THE EUROMARKETS F. Note Issuance Facility (NIF) 1. Low-cost substitute for loan 2. Allows borrowers to issue own notes 3. Placed/distributed by banks
THE EUROMARKETS G. NIFs vs. Eurobonds 1. Differences: a. Notes draw down credit as needed b. Notes let owners determine timing c. Notes must be held to maturity
IV. INTEREST RATE AND CURRENCY SWAPS IV.INTEREST RATE AND CURRENCY SWAPS A. INTEREST RATE SWAPS 1. Definition an agreement between 2 parties to exchange US$ interest payments for a specific maturity on an agreed notional amount.
INTEREST RATE AND CURRENCY SWAPS a. Notional principal: a reference amount used only to calculate interest expense but never repaid. b. Maturities: less than 1 to over 15 years

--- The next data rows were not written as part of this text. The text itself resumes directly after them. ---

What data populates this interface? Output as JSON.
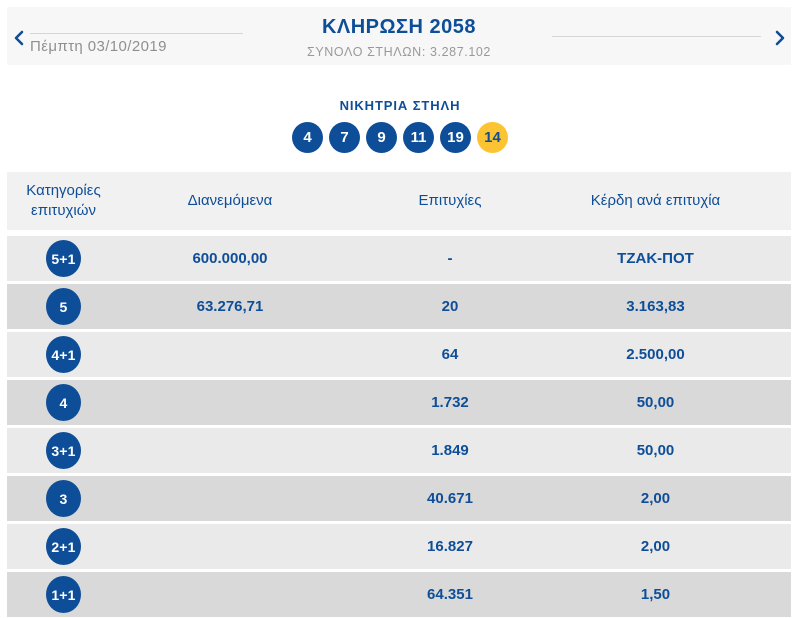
{
  "header": {
    "date": "Πέμπτη 03/10/2019",
    "title": "ΚΛΗΡΩΣΗ 2058",
    "subtitle": "ΣΥΝΟΛΟ ΣΤΗΛΩΝ: 3.287.102",
    "icons": {
      "prev": "chevron-left",
      "next": "chevron-right"
    }
  },
  "winning_column": {
    "title": "ΝΙΚΗΤΡΙΑ ΣΤΗΛΗ",
    "numbers": [
      {
        "value": "4",
        "type": "main"
      },
      {
        "value": "7",
        "type": "main"
      },
      {
        "value": "9",
        "type": "main"
      },
      {
        "value": "11",
        "type": "main"
      },
      {
        "value": "19",
        "type": "main"
      },
      {
        "value": "14",
        "type": "joker"
      }
    ]
  },
  "table": {
    "headers": [
      "Κατηγορίες επιτυχιών",
      "Διανεμόμενα",
      "Επιτυχίες",
      "Κέρδη ανά επιτυχία"
    ],
    "rows": [
      {
        "category": "5+1",
        "distributed": "600.000,00",
        "winners": "-",
        "winnings": "ΤΖΑΚ-ΠΟΤ"
      },
      {
        "category": "5",
        "distributed": "63.276,71",
        "winners": "20",
        "winnings": "3.163,83"
      },
      {
        "category": "4+1",
        "distributed": "",
        "winners": "64",
        "winnings": "2.500,00"
      },
      {
        "category": "4",
        "distributed": "",
        "winners": "1.732",
        "winnings": "50,00"
      },
      {
        "category": "3+1",
        "distributed": "",
        "winners": "1.849",
        "winnings": "50,00"
      },
      {
        "category": "3",
        "distributed": "",
        "winners": "40.671",
        "winnings": "2,00"
      },
      {
        "category": "2+1",
        "distributed": "",
        "winners": "16.827",
        "winnings": "2,00"
      },
      {
        "category": "1+1",
        "distributed": "",
        "winners": "64.351",
        "winnings": "1,50"
      }
    ]
  },
  "colors": {
    "brand_blue": "#0e4e98",
    "joker_yellow": "#fcc433",
    "band_bg": "#f7f7f7",
    "table_header_bg": "#f1f1f1",
    "row_light": "#eaeaea",
    "row_dark": "#d9d9d9",
    "muted_text": "#97999b"
  }
}
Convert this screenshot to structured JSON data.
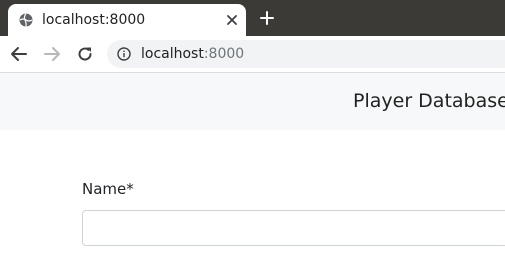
{
  "browser": {
    "tab": {
      "title": "localhost:8000",
      "favicon_icon": "globe-icon",
      "close_icon": "close-icon"
    },
    "new_tab_icon": "plus-icon",
    "toolbar": {
      "back_icon": "arrow-left-icon",
      "forward_icon": "arrow-right-icon",
      "reload_icon": "reload-icon",
      "info_icon": "info-icon",
      "url_host": "localhost",
      "url_port": ":8000"
    }
  },
  "navbar": {
    "brand": "Player Database"
  },
  "form": {
    "name_label": "Name*",
    "name_value": "",
    "name_placeholder": ""
  },
  "colors": {
    "tabbar_bg": "#3b3a36",
    "navbar_bg": "#f7f8f9",
    "forward_disabled": "#b8b8b8"
  }
}
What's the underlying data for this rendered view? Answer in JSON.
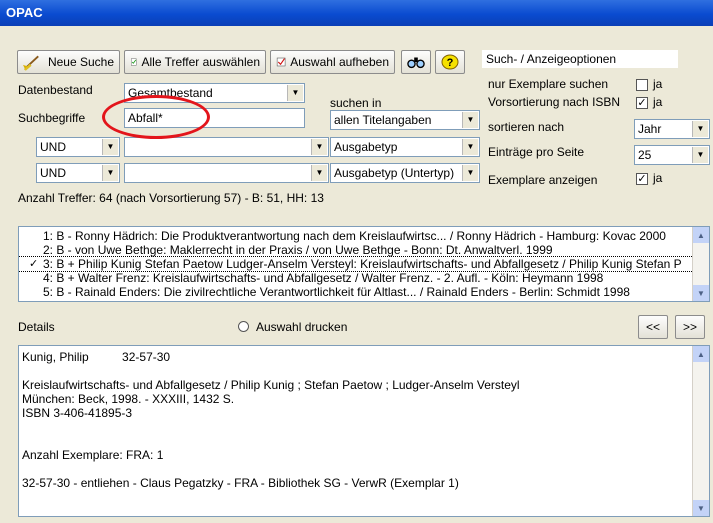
{
  "window": {
    "title": "OPAC"
  },
  "toolbar": {
    "new_search": "Neue Suche",
    "select_all": "Alle Treffer auswählen",
    "clear_selection": "Auswahl aufheben",
    "search_options_label": "Such- / Anzeigeoptionen"
  },
  "form": {
    "datenbestand_label": "Datenbestand",
    "datenbestand_value": "Gesamtbestand",
    "suchbegriffe_label": "Suchbegriffe",
    "suchbegriffe_value": "Abfall*",
    "suchen_in_label": "suchen in",
    "suchen_in_value": "allen Titelangaben",
    "row2_op": "UND",
    "row2_value": "",
    "row2_field": "Ausgabetyp",
    "row3_op": "UND",
    "row3_value": "",
    "row3_field": "Ausgabetyp (Untertyp)"
  },
  "options": {
    "nur_exemplare_label": "nur Exemplare suchen",
    "nur_exemplare_ja": "ja",
    "vorsortierung_label": "Vorsortierung nach ISBN",
    "vorsortierung_ja": "ja",
    "sortieren_label": "sortieren nach",
    "sortieren_value": "Jahr",
    "eintraege_label": "Einträge pro Seite",
    "eintraege_value": "25",
    "exemplare_anzeigen_label": "Exemplare anzeigen",
    "exemplare_anzeigen_ja": "ja"
  },
  "summary": "Anzahl Treffer: 64 (nach Vorsortierung 57) - B: 51, HH: 13",
  "results": [
    "1: B - Ronny Hädrich: Die Produktverantwortung nach dem Kreislaufwirtsc... / Ronny Hädrich - Hamburg: Kovac 2000",
    "2: B - von Uwe Bethge: Maklerrecht in der Praxis / von Uwe Bethge - Bonn: Dt. Anwaltverl. 1999",
    "3: B + Philip Kunig  Stefan Paetow  Ludger-Anselm Versteyl: Kreislaufwirtschafts- und Abfallgesetz / Philip Kunig  Stefan P",
    "4: B + Walter Frenz: Kreislaufwirtschafts- und Abfallgesetz / Walter Frenz. - 2. Aufl. - Köln: Heymann 1998",
    "5: B - Rainald Enders: Die zivilrechtliche Verantwortlichkeit für Altlast... / Rainald Enders - Berlin: Schmidt 1998"
  ],
  "selected_mark": "✓",
  "details_section": {
    "label": "Details",
    "print_label": "Auswahl drucken",
    "prev": "<<",
    "next": ">>"
  },
  "details_lines": [
    "Kunig, Philip          32-57-30",
    "",
    "Kreislaufwirtschafts- und Abfallgesetz / Philip Kunig ; Stefan Paetow ; Ludger-Anselm Versteyl",
    "München: Beck, 1998. - XXXIII, 1432 S.",
    "ISBN 3-406-41895-3",
    "",
    "",
    "Anzahl Exemplare:  FRA: 1",
    "",
    "32-57-30 - entliehen - Claus Pegatzky - FRA - Bibliothek SG - VerwR (Exemplar 1)"
  ],
  "colors": {
    "title_bar": "#0a4bd0",
    "highlight_circle": "#e3151b",
    "window_bg": "#ece9d8"
  }
}
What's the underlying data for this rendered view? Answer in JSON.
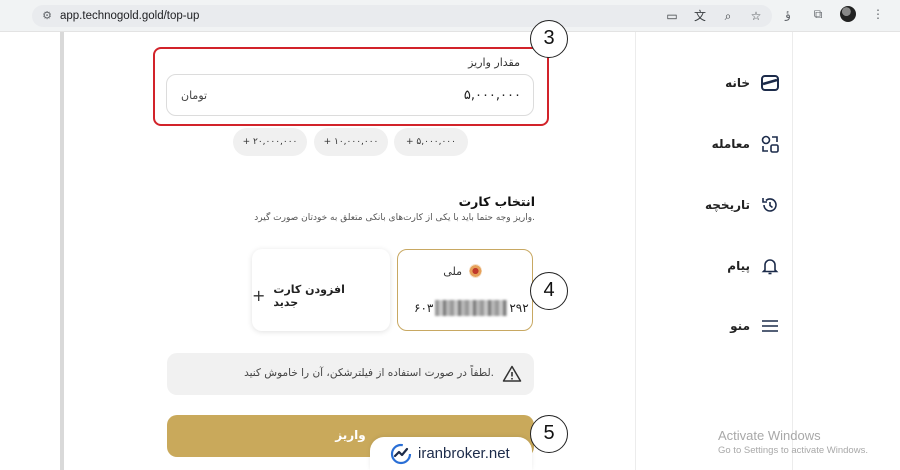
{
  "browser": {
    "url": "app.technogold.gold/top-up",
    "icons": [
      "site-settings-icon",
      "cast-icon",
      "translate-icon",
      "zoom-icon",
      "star-icon"
    ],
    "profile_glyph": "ؤ"
  },
  "nav": {
    "items": [
      {
        "label": "خانه",
        "icon": "home-icon"
      },
      {
        "label": "معامله",
        "icon": "trade-icon"
      },
      {
        "label": "تاریخچه",
        "icon": "history-icon"
      },
      {
        "label": "پیام",
        "icon": "bell-icon"
      },
      {
        "label": "منو",
        "icon": "menu-icon"
      }
    ]
  },
  "amount": {
    "label": "مقدار واریز",
    "value": "۵,۰۰۰,۰۰۰",
    "unit": "تومان"
  },
  "presets": [
    "+ ۲۰,۰۰۰,۰۰۰",
    "+ ۱۰,۰۰۰,۰۰۰",
    "+ ۵,۰۰۰,۰۰۰"
  ],
  "cards": {
    "title": "انتخاب کارت",
    "subtitle": "واریز وجه حتما باید با یکی از کارت‌های بانکی متعلق به خودتان صورت گیرد.",
    "bank_name": "ملی",
    "card_prefix": "۶۰۳",
    "card_suffix": "۲۹۲",
    "add_label": "افزودن کارت جدید"
  },
  "warning": {
    "text": "لطفاً در صورت استفاده از فیلترشکن، آن را خاموش کنید."
  },
  "deposit": {
    "label": "واریز"
  },
  "annotations": {
    "b3": "3",
    "b4": "4",
    "b5": "5"
  },
  "watermark": {
    "text": "iranbroker.net"
  },
  "windows": {
    "line1": "Activate Windows",
    "line2": "Go to Settings to activate Windows."
  },
  "colors": {
    "accent_gold": "#c9a95b",
    "highlight_red": "#d2232a",
    "card_border": "#c8a862"
  }
}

INTEREST RATE AND CURRENCY SWAPS 2. Types of Interest Rate Swaps a. Coupon swap b. Basis swap 3.Usage: to reduce risk potential and costs.
INTEREST RATE AND CURRENCY SWAPS B.Currency Swaps 1. Definition two parties exchange foreign-currency- denominated debt at periodic intervals. 2. Purpose: similar to parallel loan
INTEREST RATE AND CURRENCY SWAPS 3.Differences of a Currency Swap: a. Currency swap is not a loan b. No interest expense; no balance sheet entry c. The right to offset any non-payment is more firmly establish
INTEREST RATE AND CURRENCY SWAPS 4. Similarities between Interest Rate and Currency Swaps a. Avoid exchange rate risk b. Exchange rate is only a reference to determine amounts exchanged
INTEREST RATE AND CURRENCY SWAPS 5. Economic Benefits of Swaps when arbitrage prohibited, they provide long-term financing.
V.DEVELOPMENT BANKS A. General Purpose founded by governments to help finance very large infrastructure projects.
DEVELOPMENT BANKS B.Types of Development Banks 1.World Bank Group includes a. International Bank for Reconstruction and Development b. International Development Association c. International Finance Corporation
DEVELOPMENT BANKS B.Types of Development Banks (cont) 2.Regional Development Banks finance industry, agricultural, and infrastructure projects 3.National Development Banks concentrate on a particular industry or region.
Your consent to our cookies if you continue to use this website.